Copy out the entries that follow, unchanged.

## Excerpted records
───
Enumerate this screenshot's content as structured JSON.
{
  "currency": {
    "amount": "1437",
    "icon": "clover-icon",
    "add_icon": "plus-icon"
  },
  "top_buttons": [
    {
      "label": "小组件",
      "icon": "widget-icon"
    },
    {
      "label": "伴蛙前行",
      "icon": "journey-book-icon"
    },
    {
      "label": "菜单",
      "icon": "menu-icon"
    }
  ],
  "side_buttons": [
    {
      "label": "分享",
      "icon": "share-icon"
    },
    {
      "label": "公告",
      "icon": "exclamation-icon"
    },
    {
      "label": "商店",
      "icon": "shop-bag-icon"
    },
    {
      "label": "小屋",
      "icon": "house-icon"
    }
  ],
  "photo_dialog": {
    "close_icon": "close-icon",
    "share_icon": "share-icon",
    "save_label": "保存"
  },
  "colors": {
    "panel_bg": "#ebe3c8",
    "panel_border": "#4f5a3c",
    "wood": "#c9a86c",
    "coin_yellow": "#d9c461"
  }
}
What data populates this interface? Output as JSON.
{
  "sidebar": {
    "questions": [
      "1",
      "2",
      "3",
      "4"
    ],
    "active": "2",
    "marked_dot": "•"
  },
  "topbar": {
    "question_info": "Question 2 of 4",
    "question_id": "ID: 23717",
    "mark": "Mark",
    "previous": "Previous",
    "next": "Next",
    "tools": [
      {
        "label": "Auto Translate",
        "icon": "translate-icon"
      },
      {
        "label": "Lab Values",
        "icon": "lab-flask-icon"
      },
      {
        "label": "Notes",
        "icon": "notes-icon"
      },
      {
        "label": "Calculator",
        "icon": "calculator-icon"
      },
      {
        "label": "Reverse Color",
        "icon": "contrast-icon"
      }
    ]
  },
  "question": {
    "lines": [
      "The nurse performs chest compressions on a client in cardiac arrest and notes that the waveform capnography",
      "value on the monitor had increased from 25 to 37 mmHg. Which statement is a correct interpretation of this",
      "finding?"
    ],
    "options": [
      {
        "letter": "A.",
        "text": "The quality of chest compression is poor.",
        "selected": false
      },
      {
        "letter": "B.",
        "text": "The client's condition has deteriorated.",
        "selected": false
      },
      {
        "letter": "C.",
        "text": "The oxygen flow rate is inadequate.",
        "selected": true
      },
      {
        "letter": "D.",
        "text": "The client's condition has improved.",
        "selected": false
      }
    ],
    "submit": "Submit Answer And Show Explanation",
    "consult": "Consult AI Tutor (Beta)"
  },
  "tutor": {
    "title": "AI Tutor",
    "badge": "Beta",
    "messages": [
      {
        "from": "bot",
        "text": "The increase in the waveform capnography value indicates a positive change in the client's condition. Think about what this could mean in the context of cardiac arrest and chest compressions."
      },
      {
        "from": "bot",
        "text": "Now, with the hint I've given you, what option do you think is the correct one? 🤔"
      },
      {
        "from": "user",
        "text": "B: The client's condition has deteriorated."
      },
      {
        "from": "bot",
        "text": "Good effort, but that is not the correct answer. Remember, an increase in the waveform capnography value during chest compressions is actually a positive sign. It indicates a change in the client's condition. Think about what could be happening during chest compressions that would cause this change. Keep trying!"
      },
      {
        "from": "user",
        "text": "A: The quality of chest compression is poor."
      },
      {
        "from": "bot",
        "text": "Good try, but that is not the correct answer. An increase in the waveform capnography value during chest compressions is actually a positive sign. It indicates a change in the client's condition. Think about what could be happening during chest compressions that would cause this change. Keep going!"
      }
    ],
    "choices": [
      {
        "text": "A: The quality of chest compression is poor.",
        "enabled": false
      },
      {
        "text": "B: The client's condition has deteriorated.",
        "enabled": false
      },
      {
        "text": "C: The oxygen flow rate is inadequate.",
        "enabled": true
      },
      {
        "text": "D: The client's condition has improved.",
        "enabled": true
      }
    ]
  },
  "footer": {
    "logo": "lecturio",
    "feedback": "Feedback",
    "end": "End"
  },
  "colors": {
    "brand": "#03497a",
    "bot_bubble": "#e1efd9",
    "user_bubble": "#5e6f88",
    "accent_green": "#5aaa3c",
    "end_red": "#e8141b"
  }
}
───
## The answer
Enumerate this screenshot's content as structured JSON.
{
  "currency": {
    "amount": "1437",
    "icon": "clover-icon",
    "add_icon": "plus-icon"
  },
  "top_buttons": [
    {
      "label": "小组件",
      "icon": "widget-icon"
    },
    {
      "label": "伴蛙前行",
      "icon": "journey-book-icon"
    },
    {
      "label": "菜单",
      "icon": "menu-icon"
    }
  ],
  "side_buttons": [
    {
      "label": "分享",
      "icon": "share-icon"
    },
    {
      "label": "公告",
      "icon": "exclamation-icon"
    },
    {
      "label": "商店",
      "icon": "shop-bag-icon"
    },
    {
      "label": "小屋",
      "icon": "house-icon"
    }
  ],
  "photo_dialog": {
    "close_icon": "close-icon",
    "share_icon": "share-icon",
    "save_label": "保存"
  },
  "colors": {
    "panel_bg": "#ebe3c8",
    "panel_border": "#4f5a3c",
    "wood": "#c9a86c",
    "coin_yellow": "#d9c461"
  }
}
What data populates this interface? Output as JSON.
{
  "sidebar": {
    "questions": [
      "1",
      "2",
      "3",
      "4"
    ],
    "active": "2",
    "marked_dot": "•"
  },
  "topbar": {
    "question_info": "Question 2 of 4",
    "question_id": "ID: 23717",
    "mark": "Mark",
    "previous": "Previous",
    "next": "Next",
    "tools": [
      {
        "label": "Auto Translate",
        "icon": "translate-icon"
      },
      {
        "label": "Lab Values",
        "icon": "lab-flask-icon"
      },
      {
        "label": "Notes",
        "icon": "notes-icon"
      },
      {
        "label": "Calculator",
        "icon": "calculator-icon"
      },
      {
        "label": "Reverse Color",
        "icon": "contrast-icon"
      }
    ]
  },
  "question": {
    "lines": [
      "The nurse performs chest compressions on a client in cardiac arrest and notes that the waveform capnography",
      "value on the monitor had increased from 25 to 37 mmHg. Which statement is a correct interpretation of this",
      "finding?"
    ],
    "options": [
      {
        "letter": "A.",
        "text": "The quality of chest compression is poor.",
        "selected": false
      },
      {
        "letter": "B.",
        "text": "The client's condition has deteriorated.",
        "selected": false
      },
      {
        "letter": "C.",
        "text": "The oxygen flow rate is inadequate.",
        "selected": true
      },
      {
        "letter": "D.",
        "text": "The client's condition has improved.",
        "selected": false
      }
    ],
    "submit": "Submit Answer And Show Explanation",
    "consult": "Consult AI Tutor (Beta)"
  },
  "tutor": {
    "title": "AI Tutor",
    "badge": "Beta",
    "messages": [
      {
        "from": "bot",
        "text": "The increase in the waveform capnography value indicates a positive change in the client's condition. Think about what this could mean in the context of cardiac arrest and chest compressions."
      },
      {
        "from": "bot",
        "text": "Now, with the hint I've given you, what option do you think is the correct one? 🤔"
      },
      {
        "from": "user",
        "text": "B: The client's condition has deteriorated."
      },
      {
        "from": "bot",
        "text": "Good effort, but that is not the correct answer. Remember, an increase in the waveform capnography value during chest compressions is actually a positive sign. It indicates a change in the client's condition. Think about what could be happening during chest compressions that would cause this change. Keep trying!"
      },
      {
        "from": "user",
        "text": "A: The quality of chest compression is poor."
      },
      {
        "from": "bot",
        "text": "Good try, but that is not the correct answer. An increase in the waveform capnography value during chest compressions is actually a positive sign. It indicates a change in the client's condition. Think about what could be happening during chest compressions that would cause this change. Keep going!"
      }
    ],
    "choices": [
      {
        "text": "A: The quality of chest compression is poor.",
        "enabled": false
      },
      {
        "text": "B: The client's condition has deteriorated.",
        "enabled": false
      },
      {
        "text": "C: The oxygen flow rate is inadequate.",
        "enabled": true
      },
      {
        "text": "D: The client's condition has improved.",
        "enabled": true
      }
    ]
  },
  "footer": {
    "logo": "lecturio",
    "feedback": "Feedback",
    "end": "End"
  },
  "colors": {
    "brand": "#03497a",
    "bot_bubble": "#e1efd9",
    "user_bubble": "#5e6f88",
    "accent_green": "#5aaa3c",
    "end_red": "#e8141b"
  }
}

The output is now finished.